You've probably seen the National Fire Protection Agency's (NFPA) Fire Diamond, even if you didn't know its name. It's a multi-dimensional code that offers people a quick label or diagram of the potential hazards and dangers of a substance. It's used to tag, label, mark, identify, and notify workers about the severity of a substance.

Give the role it plays, it's important to understand the code and how to read it properly. Here is an overview of the four quadrants of the NFPA's Fire Diamond.

Red Quadrant

The information in the red quadrant indicates the substance's level of flammability. It is scored on a scale of 0 - 4, with 0 representing the least concern and four representing an extremely flammable substance. Water, for example, scores a 0 while gasoline scores a 3. Other considerations within this section include flash point values, which indicates at what temperature a substance can spontaneously ignite.

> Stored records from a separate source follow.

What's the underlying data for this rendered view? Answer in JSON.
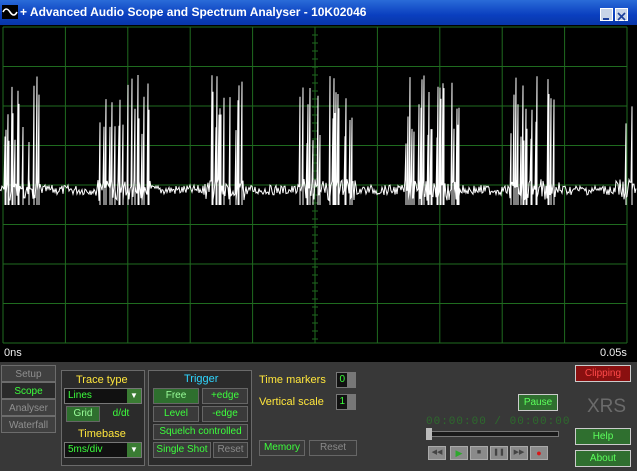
{
  "window": {
    "title": "+ Advanced Audio Scope and Spectrum Analyser - 10K02046",
    "icon": "sine-wave-icon"
  },
  "scope": {
    "time_start": "0ns",
    "time_end": "0.05s",
    "grid_color": "#1f6b1f",
    "trace_color": "#ffffff"
  },
  "tabs": [
    {
      "label": "Setup",
      "active": false
    },
    {
      "label": "Scope",
      "active": true
    },
    {
      "label": "Analyser",
      "active": false
    },
    {
      "label": "Waterfall",
      "active": false
    }
  ],
  "trace_type": {
    "heading": "Trace type",
    "value": "Lines",
    "grid_label": "Grid",
    "ddt_label": "d/dt"
  },
  "timebase": {
    "heading": "Timebase",
    "value": "5ms/div"
  },
  "trigger": {
    "heading": "Trigger",
    "free_label": "Free",
    "pos_edge_label": "+edge",
    "level_label": "Level",
    "neg_edge_label": "-edge",
    "squelch_label": "Squelch controlled",
    "single_shot_label": "Single Shot",
    "reset_label": "Reset"
  },
  "markers": {
    "time_markers_label": "Time markers",
    "time_markers_value": "0",
    "vertical_scale_label": "Vertical scale",
    "vertical_scale_value": "1"
  },
  "memory": {
    "memory_label": "Memory",
    "reset_label": "Reset"
  },
  "playback": {
    "pause_label": "Pause",
    "time_display": "00:00:00 / 00:00:00"
  },
  "right": {
    "clipping_label": "Clipping",
    "brand": "XRS",
    "help_label": "Help",
    "about_label": "About"
  },
  "colors": {
    "accent_green": "#3cff3c",
    "heading_yellow": "#ffe63c",
    "trigger_cyan": "#2fd6ff",
    "clip_red": "#8a1010"
  }
}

Blue Quadrant

This color indicates the level of health risks, also scored on a scale of 0 - 4. Ether falls in the middle, at a 2, because it can cause temporary incapacitation and residual injury. Sarin gas and carbon monoxide, on the other hand, are both on the extreme end of the scale, both scoring a 4. Exposure to these substances can cause death or serious injury within a very short period of time (learn more about Carbon Monoxide: The Silent Killer).

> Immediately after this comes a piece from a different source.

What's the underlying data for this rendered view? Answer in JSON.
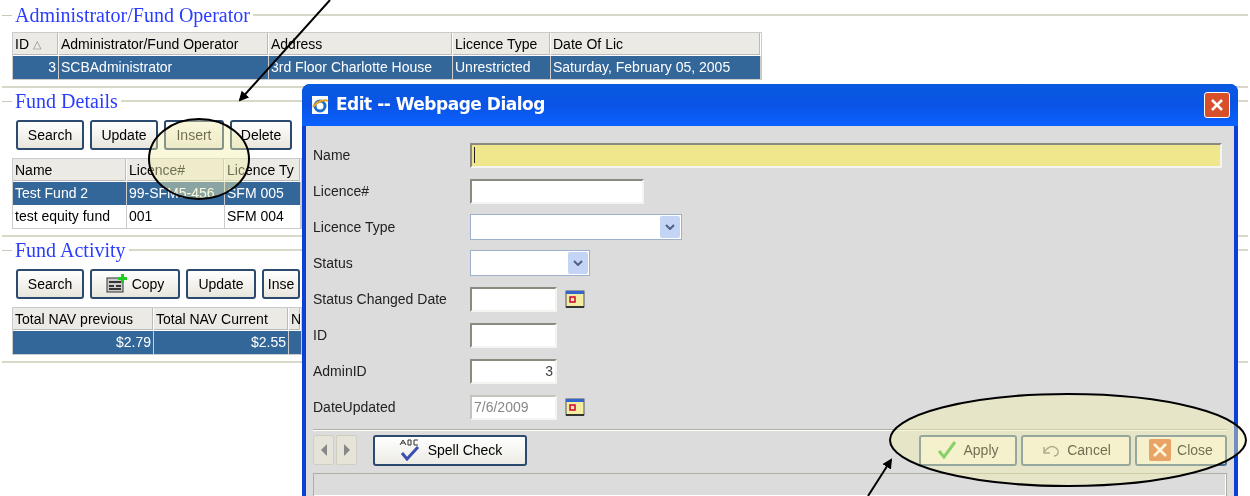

Yellow Quadrant

The diamond's yellow quadrant indicates the level of chemical reactivity, scored again on a scale of 0 - 4. Substances, such as helium, that do not react with water score a zero. A more reactive element like potassium, which undergoes a violent reaction when mixed with water, scores a 2. Nitro glycerin, which is capable of explosions at a normal temperature and pressure, is an example of a substance that scores a 4.

White Quadrant

This color is reserved for special codes that may be particular to a specific substance. These codes range between different jurisdictions, but, generally, may be classified by the following acronyms:

COR, ACID, ALK: Strong Acid or Base

These tags are usually supplemented by a larger identifying tag like a radioactive or biohazard sign, and is often clearly marked.

Summary

It's never a good idea to assume that a material will be clearly marked, so it's important to become familiar with the NFPA's Fire Diamond and each of its quadrants. Know what the dangerous goods are in your workplace and make sure employees have the right qualifications before handling them. Crack the code of the Fire Diamond's four colors and you will always see green when it comes to safety.